A few months prior to uploading this article, we posted another article in regards to how anime is more progressive than people give it credit for. As a semi-continuation to that article, we thought it would be best to explore how anime has progressed in portraying discrimination and prejudice. As we all know, the industry’s home nation of Japan is largely homogenous and they exclusive speak, read, and write one language, but that doesn’t mean it doesn’t have a history of prejudice, nor do they not know how to portray it in their stories. Granted that Japan’s history with such instances may not be the same as lets say in America, Europe, or Africa, we can’t deny that many of their animated works in recent times have found ways to make it universal for all audiences.

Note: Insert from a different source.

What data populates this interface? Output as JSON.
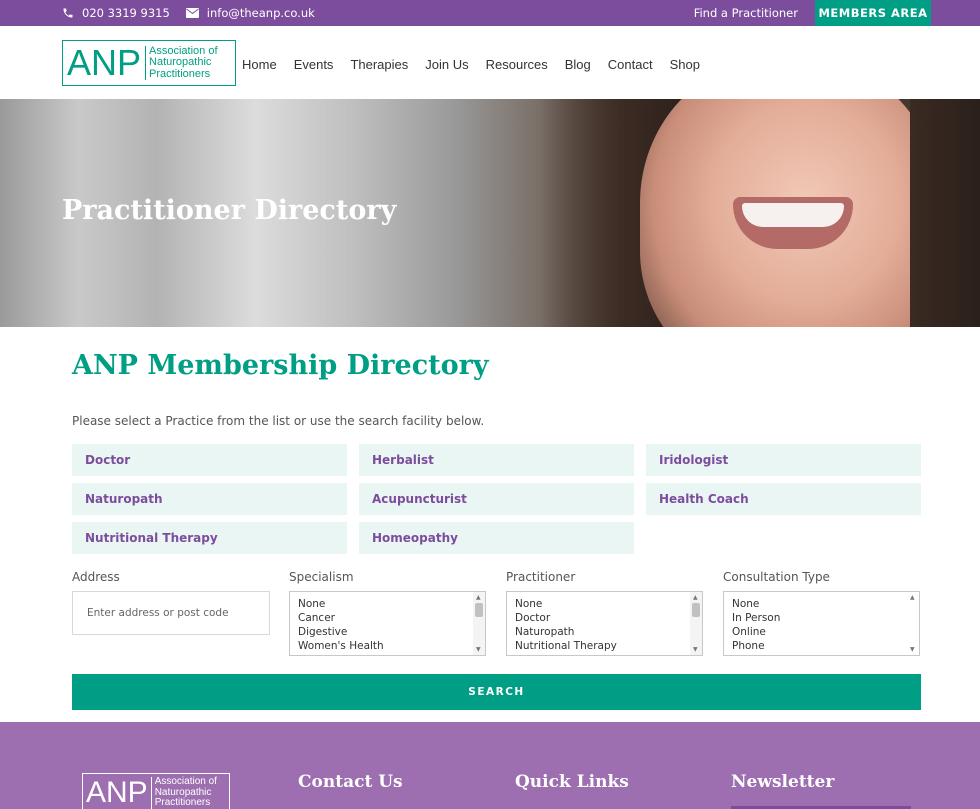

If any modern anime kicked off the harsh portrayals of prejudice in anime, it’s certainly without a doubt, the controversial Elfen Lied. In this hit series, the world is seeing an increase of a new race known as the dicloni, who have vectors, or small horns on their heads. So, what’s the worst that can happen? It also gives them telekinetic powers that can rip you in half. As a result, those who develop such features are subjected to malicious hostility and violence for just being born the way they are. As a result, Lucy, the main character, is conditioned to become a remorseless killer. (Un)Fortunately, she suffers a shot to the head and it renders her to an infantile state. Thanks to the kindness of Kouta, who looks after her, she learns the value of kindness and love.
Mobile Suit Gundam Iron-Blooded Orphans
Iron-Blooded Orphans portrays discrimination and prejudice through economics and class warfae opposed to race or religion (though in many nations, class warfare and race do go hand-in-hand). Due to super strict economic restrictions on Mars (hopefully Elon Musk is taking notes here when he starts his Mars colony), everybody is living in third world conditions and instead of going to school, children are going to war! No, nobody is putting a gun to their head and forcing them to fight. Many of the children who fight for Tekkadan are fighting out of their own free will. When we say free will, we say it loosely because becoming a child soldier is more or less the ONLY way for children on Mars to provide for their families (especially when many of them are orphans). As a result of these embargoes and sanctions, not only are children getting killed, 95% of them are illiterate! When audiences are exposed to life on Earth in this series, they’re living comfortably and just ignore the problems the sanctions are causing on the people of Mars.
Cop Craft is certainly a unique anime when you combine fantasy with Scarface, the classic cult film starring Al Pacino. Instead of former Cuban prisoners taking over the drug trade in Miami, replace it with elves (or Semenians, but they look like elves) trading in weaponized fairies in a futuristic Los Angeles. As seen in this anime, the Seminians (who are also colloquially referred to as aliens) are seen by some of the human population with mis-trust. A certain number of the residents of San Teresa are against their presence and feel threatened. It’s an obvious jab at the alt-right’s anti-immigration rhetoric. Based on what the anime has portrayed so far, a majority of the Seminians that Kei and Tilarna interact with tend to be criminals, and the only good Seminian prominently featured is Tilarna. We’re not saying that the anti-immigration people are right and that they should build a wall, but when a group of people are being featured in the media as criminals, it doesn’t help anyone.
Carole & Tuesday
Emphasized in the second half, Carole & Tuesday largely portrays events that take inspiration from real life, most notably Donald Trump’s public statements in regards to illegal immigration and refugees. Valerie, Tuesday’s mother, is pretty much the anime’s equivalent to Trump as she doesn’t want Mars to accept refugees from Earth, seeing them as a burden. Though she isn’t the President of Mars, you see that MICE (obviously the Mars equivalent to America’s ICE), is raiding people’s homes who have overstayed their visas and putting them in jail-like facilities and without providing them legal representation (are we to assume that there’s such a thing as “right to an attorney on Mars?” If so, somebody suggest it to Elon Musk right now for Mars’ future constitution!). While race isn’t verbalized in this series, just by using imagery alone, audiences can see how this anime does a great job of portraying racism in regards to anti-refugee/immigrant rhetoric.
We’re not exactly saying anime is becoming PC or woke, but to use older terms that make more universal sense and less controversial, it’s spreading awareness and a message. A lot of what’s portrayed is fiction, but the actions and the foundations behind them are real. When it comes to prejudice, the root of it is nothing more than just fearing what we don’t understand. In other instances, it’s about trying to show off one’s dominance or superiority when in the end, everyone’s equal. Through some of the anime we listed, we’re sure we can learn from them. As a legendary duo once said, be excellent to each other.